The recent decline in the economy has made a noteworthy impact on many universities, forcing schools to review their fiscal policies and, in many cases, take measures such as hiring freezes or postponing building projects. The University of Chicago, however, has not found it necessary to resort to such drastic measures.
With several consecutive years of decreasing returns on investments, no university with an endowment is immune to the effects of this decline. The U of C lost 8.6 percent on its investments in 2001, which is in the mid-range of reported losses; Duke University lost roughly four percent, while the Massachusetts Institute of Technology recorded losses at about 13 percent.
In an effort to combat the shortfalls, Stanford University announced a hiring freeze three weeks ago. While this does not involve layoffs at the moment, it could in the future. Stanford has also had to cut back a capital plan and postpone building projects.
These losses, however, have not had the same effect on the U of C as it has on other universities. Building projects remain in full swing, and there has been no talk of hiring freezes, layoffs, or major budget cuts. Even large construction projects like the Gerald Ratner Athletics Center and the Comer Children's Hospital are moving ahead full steam.
There is no single factor responsible for the U of C's relative stability.
First, the method by which administrators determine how much of the endowment is spent in any given year is slightly different from that of most other universities. An average return on investment for several yearsgenerally three yearsis taken and then endowment spending is determined from that point. This softens the blow of one bad year, and guards against excess spending in the aftermath of one good year.

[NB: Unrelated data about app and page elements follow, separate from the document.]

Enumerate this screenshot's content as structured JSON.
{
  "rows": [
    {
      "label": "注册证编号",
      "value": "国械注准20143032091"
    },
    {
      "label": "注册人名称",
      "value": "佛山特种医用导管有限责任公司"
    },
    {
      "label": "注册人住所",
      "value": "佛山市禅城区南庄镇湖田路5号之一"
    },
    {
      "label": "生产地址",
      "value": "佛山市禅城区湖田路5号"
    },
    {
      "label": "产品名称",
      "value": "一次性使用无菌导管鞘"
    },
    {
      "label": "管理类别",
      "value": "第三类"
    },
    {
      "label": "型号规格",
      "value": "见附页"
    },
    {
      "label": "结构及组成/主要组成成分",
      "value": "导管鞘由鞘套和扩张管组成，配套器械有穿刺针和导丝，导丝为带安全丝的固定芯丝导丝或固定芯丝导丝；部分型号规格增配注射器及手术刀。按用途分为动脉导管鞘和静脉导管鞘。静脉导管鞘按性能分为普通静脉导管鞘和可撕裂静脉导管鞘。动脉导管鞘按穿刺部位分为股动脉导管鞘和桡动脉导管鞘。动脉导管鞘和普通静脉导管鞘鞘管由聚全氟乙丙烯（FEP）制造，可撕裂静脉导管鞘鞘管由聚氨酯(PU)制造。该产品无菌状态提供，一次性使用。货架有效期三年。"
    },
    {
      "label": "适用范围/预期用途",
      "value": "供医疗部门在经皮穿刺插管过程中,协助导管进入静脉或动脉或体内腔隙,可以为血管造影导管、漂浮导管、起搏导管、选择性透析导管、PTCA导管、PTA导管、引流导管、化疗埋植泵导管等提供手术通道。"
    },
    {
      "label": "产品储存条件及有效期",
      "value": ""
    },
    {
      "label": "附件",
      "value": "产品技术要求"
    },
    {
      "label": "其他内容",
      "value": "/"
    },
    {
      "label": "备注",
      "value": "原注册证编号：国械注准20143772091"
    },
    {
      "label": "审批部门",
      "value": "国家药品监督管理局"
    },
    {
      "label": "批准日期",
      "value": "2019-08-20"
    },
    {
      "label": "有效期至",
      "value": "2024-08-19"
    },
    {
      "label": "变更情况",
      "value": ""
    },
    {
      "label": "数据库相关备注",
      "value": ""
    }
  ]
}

The difficulties arise when there is more than one bad year following many consecutive years of increasing returns. The difference at the U of C is that in addition to averaging the returns for 12 quarters, one year of lag time is added. This means that while other universities are now being hit by unexpected losses, it will be a year before the University is impacted by the recent market shifts.
Some worry that this is just postponing the inevitable, but Donald Reaves, Vice President of Administration and chief financial officer dismissed this. "We have an extra year to think about it. We have time to plan," he said.
Reaves explained that the Provost has already put together a small group of deans and senior officers of the University to begin planning for the future. They recently had their first meeting.
Yale University is also in a somewhat better situation than many other universities. Despite the falling market, the school's investments have done relatively well. Some strategies that Yale has used to keep their funds stable are reducing the amount of stock investments and diversifying the stocks that the institution holds.
Gifts from friends and alumni may also have been affected by the economic downturn. The University launched a new $2 billion fundraising effort, the Chicago Initiative, last April. However, while the planning of this effort has spanned several years, Karen Alexander, assistant vice president for communication in development and alumni relations, said that the $2 billion target has remained constant throughout the planning process, and will not be changing now. "We are moving forward with that goal," Alexander said.
Alexander continued to say that "philanthropy grows in the face of economic downturn," despite the common misconception that giving would decrease. Reaves backed her up, stating that there has been no drop in contributions to the University.
One additional relatively simple way for universities to increase revenue is to raise tuition. However, many universities are reluctant to do so, seeking out alternative methods to cut budgets. According to The Chronicle, the daily student newspaper at Duke University, the administration there has been discussing several alternatives to a tuition rise. Suggestions include increasing undergraduate enrollment or possibly reducing the size of the faculty.